=== Section Start ===
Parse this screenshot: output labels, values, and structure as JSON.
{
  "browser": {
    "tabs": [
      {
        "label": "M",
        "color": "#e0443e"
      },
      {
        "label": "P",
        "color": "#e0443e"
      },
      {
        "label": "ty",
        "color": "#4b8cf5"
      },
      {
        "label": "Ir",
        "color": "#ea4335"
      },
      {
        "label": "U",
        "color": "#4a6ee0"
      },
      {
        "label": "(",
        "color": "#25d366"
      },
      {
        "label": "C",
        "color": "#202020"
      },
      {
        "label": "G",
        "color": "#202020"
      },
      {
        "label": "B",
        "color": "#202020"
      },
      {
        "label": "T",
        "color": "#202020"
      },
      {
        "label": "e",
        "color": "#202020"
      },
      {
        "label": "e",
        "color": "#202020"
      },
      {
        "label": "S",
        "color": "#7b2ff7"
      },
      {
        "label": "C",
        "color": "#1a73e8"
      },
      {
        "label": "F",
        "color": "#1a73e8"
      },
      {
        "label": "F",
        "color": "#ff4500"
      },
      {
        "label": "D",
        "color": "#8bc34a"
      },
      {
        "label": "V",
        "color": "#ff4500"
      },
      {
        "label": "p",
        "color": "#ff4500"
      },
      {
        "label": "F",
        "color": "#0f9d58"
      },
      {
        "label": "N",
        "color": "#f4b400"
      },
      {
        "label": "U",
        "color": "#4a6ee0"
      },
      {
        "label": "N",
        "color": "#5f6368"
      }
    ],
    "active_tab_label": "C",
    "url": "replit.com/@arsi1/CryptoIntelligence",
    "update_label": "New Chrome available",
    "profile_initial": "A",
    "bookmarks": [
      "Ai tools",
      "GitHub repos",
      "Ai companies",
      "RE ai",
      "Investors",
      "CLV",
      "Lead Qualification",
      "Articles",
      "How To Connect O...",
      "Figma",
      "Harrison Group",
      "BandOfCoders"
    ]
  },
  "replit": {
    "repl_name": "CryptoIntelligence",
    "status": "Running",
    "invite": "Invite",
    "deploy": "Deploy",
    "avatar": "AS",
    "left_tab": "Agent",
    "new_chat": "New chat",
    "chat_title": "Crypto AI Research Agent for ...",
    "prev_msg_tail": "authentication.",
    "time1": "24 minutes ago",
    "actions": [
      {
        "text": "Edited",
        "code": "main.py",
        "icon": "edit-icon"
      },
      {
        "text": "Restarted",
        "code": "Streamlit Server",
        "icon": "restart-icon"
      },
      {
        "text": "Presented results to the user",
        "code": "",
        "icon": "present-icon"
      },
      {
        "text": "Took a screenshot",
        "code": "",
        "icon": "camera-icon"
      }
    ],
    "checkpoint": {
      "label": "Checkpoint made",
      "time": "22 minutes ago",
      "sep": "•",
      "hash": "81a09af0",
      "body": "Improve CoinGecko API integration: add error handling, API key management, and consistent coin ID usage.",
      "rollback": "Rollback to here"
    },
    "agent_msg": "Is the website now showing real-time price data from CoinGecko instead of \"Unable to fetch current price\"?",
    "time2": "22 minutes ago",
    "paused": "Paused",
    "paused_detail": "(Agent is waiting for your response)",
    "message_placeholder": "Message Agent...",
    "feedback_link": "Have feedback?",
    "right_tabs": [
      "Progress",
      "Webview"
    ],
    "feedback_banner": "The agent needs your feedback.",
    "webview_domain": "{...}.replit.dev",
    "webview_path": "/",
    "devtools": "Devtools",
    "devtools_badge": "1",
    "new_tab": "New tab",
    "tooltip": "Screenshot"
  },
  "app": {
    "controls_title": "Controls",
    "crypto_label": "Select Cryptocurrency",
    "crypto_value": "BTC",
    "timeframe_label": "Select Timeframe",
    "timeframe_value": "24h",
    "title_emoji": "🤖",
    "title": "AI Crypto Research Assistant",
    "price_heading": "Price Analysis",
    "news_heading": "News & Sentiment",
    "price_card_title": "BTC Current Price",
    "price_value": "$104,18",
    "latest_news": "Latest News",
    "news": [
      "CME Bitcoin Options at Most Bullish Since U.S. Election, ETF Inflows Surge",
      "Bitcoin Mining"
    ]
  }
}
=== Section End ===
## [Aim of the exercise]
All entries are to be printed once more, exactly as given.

## [Answer box]
Parse this screenshot: output labels, values, and structure as JSON.
{
  "browser": {
    "tabs": [
      {
        "label": "M",
        "color": "#e0443e"
      },
      {
        "label": "P",
        "color": "#e0443e"
      },
      {
        "label": "ty",
        "color": "#4b8cf5"
      },
      {
        "label": "Ir",
        "color": "#ea4335"
      },
      {
        "label": "U",
        "color": "#4a6ee0"
      },
      {
        "label": "(",
        "color": "#25d366"
      },
      {
        "label": "C",
        "color": "#202020"
      },
      {
        "label": "G",
        "color": "#202020"
      },
      {
        "label": "B",
        "color": "#202020"
      },
      {
        "label": "T",
        "color": "#202020"
      },
      {
        "label": "e",
        "color": "#202020"
      },
      {
        "label": "e",
        "color": "#202020"
      },
      {
        "label": "S",
        "color": "#7b2ff7"
      },
      {
        "label": "C",
        "color": "#1a73e8"
      },
      {
        "label": "F",
        "color": "#1a73e8"
      },
      {
        "label": "F",
        "color": "#ff4500"
      },
      {
        "label": "D",
        "color": "#8bc34a"
      },
      {
        "label": "V",
        "color": "#ff4500"
      },
      {
        "label": "p",
        "color": "#ff4500"
      },
      {
        "label": "F",
        "color": "#0f9d58"
      },
      {
        "label": "N",
        "color": "#f4b400"
      },
      {
        "label": "U",
        "color": "#4a6ee0"
      },
      {
        "label": "N",
        "color": "#5f6368"
      }
    ],
    "active_tab_label": "C",
    "url": "replit.com/@arsi1/CryptoIntelligence",
    "update_label": "New Chrome available",
    "profile_initial": "A",
    "bookmarks": [
      "Ai tools",
      "GitHub repos",
      "Ai companies",
      "RE ai",
      "Investors",
      "CLV",
      "Lead Qualification",
      "Articles",
      "How To Connect O...",
      "Figma",
      "Harrison Group",
      "BandOfCoders"
    ]
  },
  "replit": {
    "repl_name": "CryptoIntelligence",
    "status": "Running",
    "invite": "Invite",
    "deploy": "Deploy",
    "avatar": "AS",
    "left_tab": "Agent",
    "new_chat": "New chat",
    "chat_title": "Crypto AI Research Agent for ...",
    "prev_msg_tail": "authentication.",
    "time1": "24 minutes ago",
    "actions": [
      {
        "text": "Edited",
        "code": "main.py",
        "icon": "edit-icon"
      },
      {
        "text": "Restarted",
        "code": "Streamlit Server",
        "icon": "restart-icon"
      },
      {
        "text": "Presented results to the user",
        "code": "",
        "icon": "present-icon"
      },
      {
        "text": "Took a screenshot",
        "code": "",
        "icon": "camera-icon"
      }
    ],
    "checkpoint": {
      "label": "Checkpoint made",
      "time": "22 minutes ago",
      "sep": "•",
      "hash": "81a09af0",
      "body": "Improve CoinGecko API integration: add error handling, API key management, and consistent coin ID usage.",
      "rollback": "Rollback to here"
    },
    "agent_msg": "Is the website now showing real-time price data from CoinGecko instead of \"Unable to fetch current price\"?",
    "time2": "22 minutes ago",
    "paused": "Paused",
    "paused_detail": "(Agent is waiting for your response)",
    "message_placeholder": "Message Agent...",
    "feedback_link": "Have feedback?",
    "right_tabs": [
      "Progress",
      "Webview"
    ],
    "feedback_banner": "The agent needs your feedback.",
    "webview_domain": "{...}.replit.dev",
    "webview_path": "/",
    "devtools": "Devtools",
    "devtools_badge": "1",
    "new_tab": "New tab",
    "tooltip": "Screenshot"
  },
  "app": {
    "controls_title": "Controls",
    "crypto_label": "Select Cryptocurrency",
    "crypto_value": "BTC",
    "timeframe_label": "Select Timeframe",
    "timeframe_value": "24h",
    "title_emoji": "🤖",
    "title": "AI Crypto Research Assistant",
    "price_heading": "Price Analysis",
    "news_heading": "News & Sentiment",
    "price_card_title": "BTC Current Price",
    "price_value": "$104,18",
    "latest_news": "Latest News",
    "news": [
      "CME Bitcoin Options at Most Bullish Since U.S. Election, ETF Inflows Surge",
      "Bitcoin Mining"
    ]
  }
}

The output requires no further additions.